**Supplied information:**

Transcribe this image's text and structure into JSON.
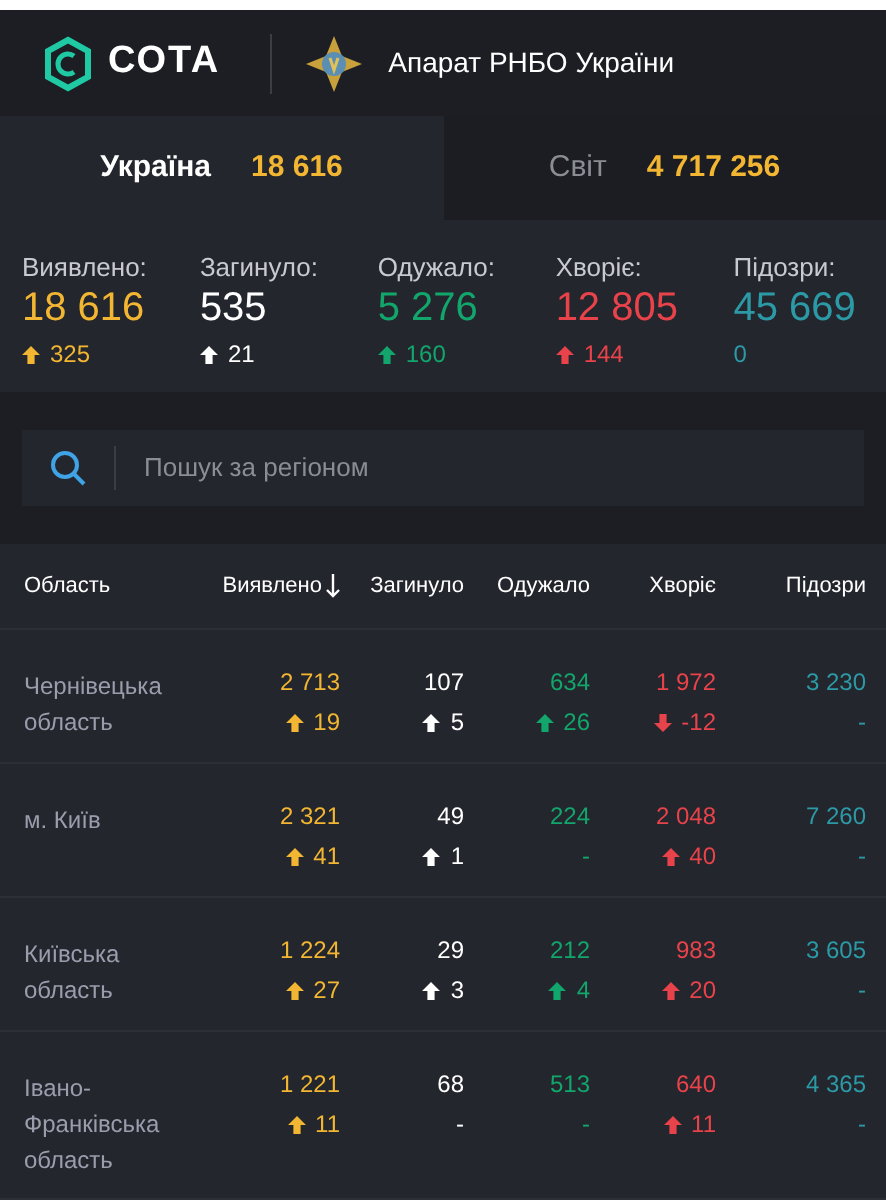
{
  "header": {
    "logo_text": "СОТА",
    "org": "Апарат РНБО України"
  },
  "tabs": [
    {
      "label": "Україна",
      "value": "18 616",
      "selected": true
    },
    {
      "label": "Світ",
      "value": "4 717 256",
      "selected": false
    }
  ],
  "stats": [
    {
      "label": "Виявлено:",
      "value": "18 616",
      "color": "#f2b632",
      "delta": {
        "text": "325",
        "kind": "up"
      }
    },
    {
      "label": "Загинуло:",
      "value": "535",
      "color": "#ffffff",
      "delta": {
        "text": "21",
        "kind": "up"
      }
    },
    {
      "label": "Одужало:",
      "value": "5 276",
      "color": "#12a66c",
      "delta": {
        "text": "160",
        "kind": "up"
      }
    },
    {
      "label": "Хворіє:",
      "value": "12 805",
      "color": "#e8424a",
      "delta": {
        "text": "144",
        "kind": "up"
      }
    },
    {
      "label": "Підозри:",
      "value": "45 669",
      "color": "#2c9aa6",
      "delta": {
        "text": "0",
        "kind": "none"
      }
    }
  ],
  "search": {
    "placeholder": "Пошук за регіоном"
  },
  "table": {
    "columns": [
      {
        "label": "Область",
        "sorted": false
      },
      {
        "label": "Виявлено",
        "sorted": true
      },
      {
        "label": "Загинуло",
        "sorted": false
      },
      {
        "label": "Одужало",
        "sorted": false
      },
      {
        "label": "Хворіє",
        "sorted": false
      },
      {
        "label": "Підозри",
        "sorted": false
      }
    ],
    "rows": [
      {
        "cells": [
          {
            "value": "Чернівецька область"
          },
          {
            "value": "2 713",
            "delta": {
              "text": "19",
              "kind": "up"
            }
          },
          {
            "value": "107",
            "delta": {
              "text": "5",
              "kind": "up"
            }
          },
          {
            "value": "634",
            "delta": {
              "text": "26",
              "kind": "up"
            }
          },
          {
            "value": "1 972",
            "delta": {
              "text": "-12",
              "kind": "down"
            }
          },
          {
            "value": "3 230",
            "delta": {
              "text": "-",
              "kind": "none"
            }
          }
        ]
      },
      {
        "cells": [
          {
            "value": "м. Київ"
          },
          {
            "value": "2 321",
            "delta": {
              "text": "41",
              "kind": "up"
            }
          },
          {
            "value": "49",
            "delta": {
              "text": "1",
              "kind": "up"
            }
          },
          {
            "value": "224",
            "delta": {
              "text": "-",
              "kind": "none"
            }
          },
          {
            "value": "2 048",
            "delta": {
              "text": "40",
              "kind": "up"
            }
          },
          {
            "value": "7 260",
            "delta": {
              "text": "-",
              "kind": "none"
            }
          }
        ]
      },
      {
        "cells": [
          {
            "value": "Київська область"
          },
          {
            "value": "1 224",
            "delta": {
              "text": "27",
              "kind": "up"
            }
          },
          {
            "value": "29",
            "delta": {
              "text": "3",
              "kind": "up"
            }
          },
          {
            "value": "212",
            "delta": {
              "text": "4",
              "kind": "up"
            }
          },
          {
            "value": "983",
            "delta": {
              "text": "20",
              "kind": "up"
            }
          },
          {
            "value": "3 605",
            "delta": {
              "text": "-",
              "kind": "none"
            }
          }
        ]
      },
      {
        "cells": [
          {
            "value": "Івано-Франківська область"
          },
          {
            "value": "1 221",
            "delta": {
              "text": "11",
              "kind": "up"
            }
          },
          {
            "value": "68",
            "delta": {
              "text": "-",
              "kind": "none"
            }
          },
          {
            "value": "513",
            "delta": {
              "text": "-",
              "kind": "none"
            }
          },
          {
            "value": "640",
            "delta": {
              "text": "11",
              "kind": "up"
            }
          },
          {
            "value": "4 365",
            "delta": {
              "text": "-",
              "kind": "none"
            }
          }
        ]
      }
    ]
  }
}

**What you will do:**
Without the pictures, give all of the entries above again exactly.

**Answer below:**
Transcribe this image's text and structure into JSON.
{
  "header": {
    "logo_text": "СОТА",
    "org": "Апарат РНБО України"
  },
  "tabs": [
    {
      "label": "Україна",
      "value": "18 616",
      "selected": true
    },
    {
      "label": "Світ",
      "value": "4 717 256",
      "selected": false
    }
  ],
  "stats": [
    {
      "label": "Виявлено:",
      "value": "18 616",
      "color": "#f2b632",
      "delta": {
        "text": "325",
        "kind": "up"
      }
    },
    {
      "label": "Загинуло:",
      "value": "535",
      "color": "#ffffff",
      "delta": {
        "text": "21",
        "kind": "up"
      }
    },
    {
      "label": "Одужало:",
      "value": "5 276",
      "color": "#12a66c",
      "delta": {
        "text": "160",
        "kind": "up"
      }
    },
    {
      "label": "Хворіє:",
      "value": "12 805",
      "color": "#e8424a",
      "delta": {
        "text": "144",
        "kind": "up"
      }
    },
    {
      "label": "Підозри:",
      "value": "45 669",
      "color": "#2c9aa6",
      "delta": {
        "text": "0",
        "kind": "none"
      }
    }
  ],
  "search": {
    "placeholder": "Пошук за регіоном"
  },
  "table": {
    "columns": [
      {
        "label": "Область",
        "sorted": false
      },
      {
        "label": "Виявлено",
        "sorted": true
      },
      {
        "label": "Загинуло",
        "sorted": false
      },
      {
        "label": "Одужало",
        "sorted": false
      },
      {
        "label": "Хворіє",
        "sorted": false
      },
      {
        "label": "Підозри",
        "sorted": false
      }
    ],
    "rows": [
      {
        "cells": [
          {
            "value": "Чернівецька область"
          },
          {
            "value": "2 713",
            "delta": {
              "text": "19",
              "kind": "up"
            }
          },
          {
            "value": "107",
            "delta": {
              "text": "5",
              "kind": "up"
            }
          },
          {
            "value": "634",
            "delta": {
              "text": "26",
              "kind": "up"
            }
          },
          {
            "value": "1 972",
            "delta": {
              "text": "-12",
              "kind": "down"
            }
          },
          {
            "value": "3 230",
            "delta": {
              "text": "-",
              "kind": "none"
            }
          }
        ]
      },
      {
        "cells": [
          {
            "value": "м. Київ"
          },
          {
            "value": "2 321",
            "delta": {
              "text": "41",
              "kind": "up"
            }
          },
          {
            "value": "49",
            "delta": {
              "text": "1",
              "kind": "up"
            }
          },
          {
            "value": "224",
            "delta": {
              "text": "-",
              "kind": "none"
            }
          },
          {
            "value": "2 048",
            "delta": {
              "text": "40",
              "kind": "up"
            }
          },
          {
            "value": "7 260",
            "delta": {
              "text": "-",
              "kind": "none"
            }
          }
        ]
      },
      {
        "cells": [
          {
            "value": "Київська область"
          },
          {
            "value": "1 224",
            "delta": {
              "text": "27",
              "kind": "up"
            }
          },
          {
            "value": "29",
            "delta": {
              "text": "3",
              "kind": "up"
            }
          },
          {
            "value": "212",
            "delta": {
              "text": "4",
              "kind": "up"
            }
          },
          {
            "value": "983",
            "delta": {
              "text": "20",
              "kind": "up"
            }
          },
          {
            "value": "3 605",
            "delta": {
              "text": "-",
              "kind": "none"
            }
          }
        ]
      },
      {
        "cells": [
          {
            "value": "Івано-Франківська область"
          },
          {
            "value": "1 221",
            "delta": {
              "text": "11",
              "kind": "up"
            }
          },
          {
            "value": "68",
            "delta": {
              "text": "-",
              "kind": "none"
            }
          },
          {
            "value": "513",
            "delta": {
              "text": "-",
              "kind": "none"
            }
          },
          {
            "value": "640",
            "delta": {
              "text": "11",
              "kind": "up"
            }
          },
          {
            "value": "4 365",
            "delta": {
              "text": "-",
              "kind": "none"
            }
          }
        ]
      }
    ]
  }
}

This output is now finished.